Congressman John Lewis is a hero, who was nearly beaten to death on the Edmund Pettus Bridge during the great march from Selma to Montgomery, Ala., in 1965. He has stage four pancreatic cancer, yet he had his staff drive him to the 55th anniversary of that historic march. He got out of the car and said people have to vote like they have never voted before. What he says has a lot of credibility. Just look at what happened in the South and other areas on Super Tuesday.
That’s one dimension of it; another dimension of it is this: Many younger Black people may not agree with that and have other feelings about it. The question is whether they can assert themselves with or without the help of more radicalized elements in the working class.
Another interesting dynamic is that the Latinx community, especially the younger members, are more in favor of Sanders. They have a different experience. Many of them are recent migrants. They’re not so anticommunist because of where they come from. That’s a problem for the Democratic Party leadership.
Labor leaders fear Sanders
The fact is that the official labor movement leadership in the U.S. is to the right of Sanders politically. Sanders is way to the left of them. One would think that the labor movement would support Sanders. His program is much better for workers.
But no. Top labor leaders are afraid of Sanders.

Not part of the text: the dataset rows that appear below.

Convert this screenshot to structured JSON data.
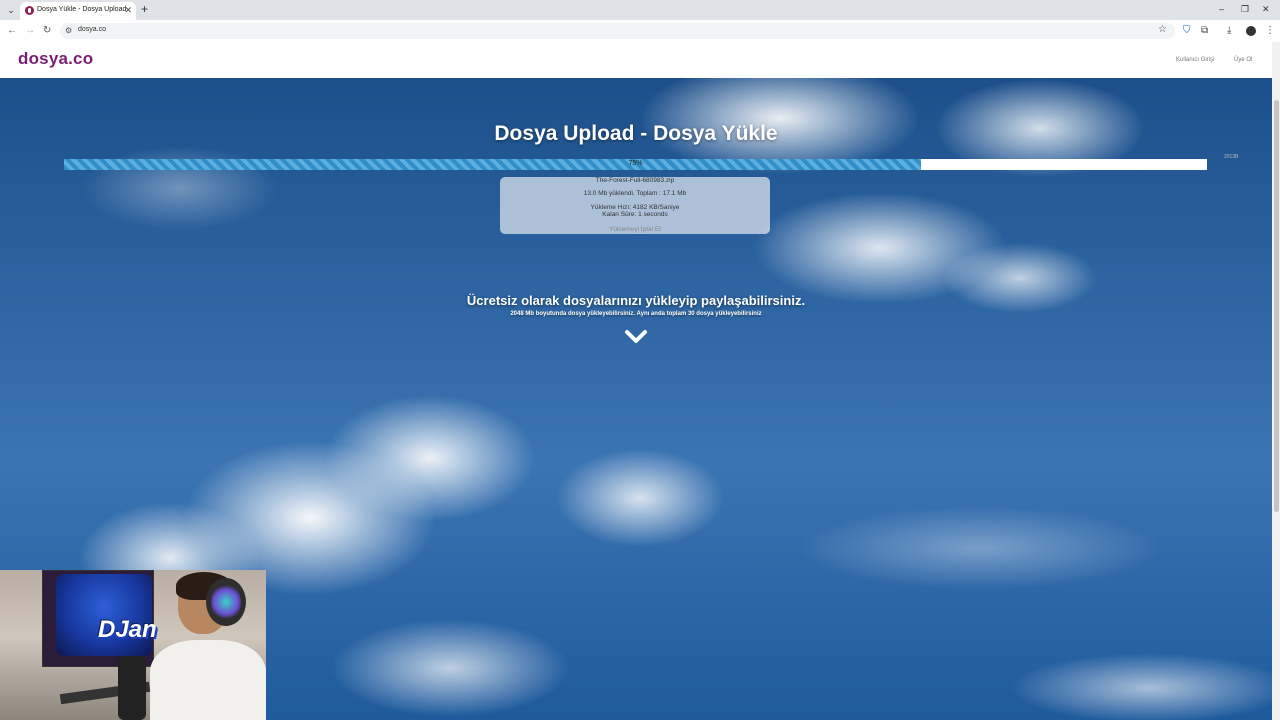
{
  "browser": {
    "tab_title": "Dosya Yükle - Dosya Upload",
    "tab_close": "✕",
    "new_tab": "+",
    "url": "dosya.co",
    "win_min": "–",
    "win_restore": "❐",
    "win_close": "✕"
  },
  "site": {
    "logo": "dosya.co",
    "login_label": "Kullanıcı Girişi",
    "register_label": "Üye Ol"
  },
  "hero": {
    "title": "Dosya Upload - Dosya Yükle",
    "progress": {
      "percent": 75,
      "label": "75%",
      "small_text": "2013B"
    },
    "upload": {
      "filename": "The-Forest-Full-680983.zip",
      "size_line": "13.0 Mb yüklendi. Toplam : 17.1 Mb",
      "speed_line": "Yükleme Hızı: 4182 KB/Saniye",
      "remaining_line": "Kalan Süre: 1 seconds",
      "cancel_label": "Yüklemeyi İptal Et"
    },
    "tagline": "Ücretsiz olarak dosyalarınızı yükleyip paylaşabilirsiniz.",
    "subline": "2048 Mb boyutunda dosya yükleyebilirsiniz. Aynı anda toplam 30 dosya yükleyebilirsiniz"
  },
  "webcam": {
    "poster_text": "DJan"
  },
  "colors": {
    "brand": "#7a1e73",
    "progress": "#2f8fc6"
  }
}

This is a huge contradiction that’s held back political and class consciousness in this country. It is a big factor. Also Sanders has his own contradictions. He may be very good on some issues but not all. We learned this four years ago.
Sanders seems to be very dismissive of racism and the national question. He’s not unlike a lot of those in parties and forces in the global working class that consider themselves pro-working class, including some Marxists, who are dismissive of the struggles of people of color, women and queer people.
Sanders just came out with an ad that has Barack Obama saying good things about him. Obama is a neoliberal imperialist. For Sanders to put out an ad with Obama saying those things about him is confusing and disingenuous.
When Elizabeth Warren and Kamala Harris dropped out of the race, Sanders said little about it. He didn’t say it is very unfortunate that the women who were in the race were forced to drop out. But we would be kidding ourselves to say that had absolutely nothing to do with patriarchy and misogyny.
If Sanders had admitted that link, it might have gone a little way in terms of the women who were for Warren because they were hopeful that she could be the first woman president. But that’s not how he thinks. If Sanders doesn’t say more about it, he’ll suffer the consequences.
Perspective needed on elections
What is WWP’s program and what are its long-term goals? Why should we not try to find a way to intervene, rather than just wait for the outcome of whoever wins the nomination or election in November.
We need to discuss all this and have an approach. It isn’t always easy, but a serious revolutionary party has to have an approach. This is the beginning — or could be the beginning — of the falling apart of the Democratic Party in a way where it will cease to be a stranglehold for the workers and the oppressed.
Some other formation that is independent, more pro-working class, more labor-oriented, maybe social democratic may come out of it. It’s not preordained, but this is so big — with the economic crisis, climate crisis, war crises and all of the other crises that are interrelated — that now is the biggest opportunity for a historic social and political break from the domination and control of the Democratic Party.
I hope that WWP will follow this carefully, comment on it and have a view to being in the revolutionary wing of it.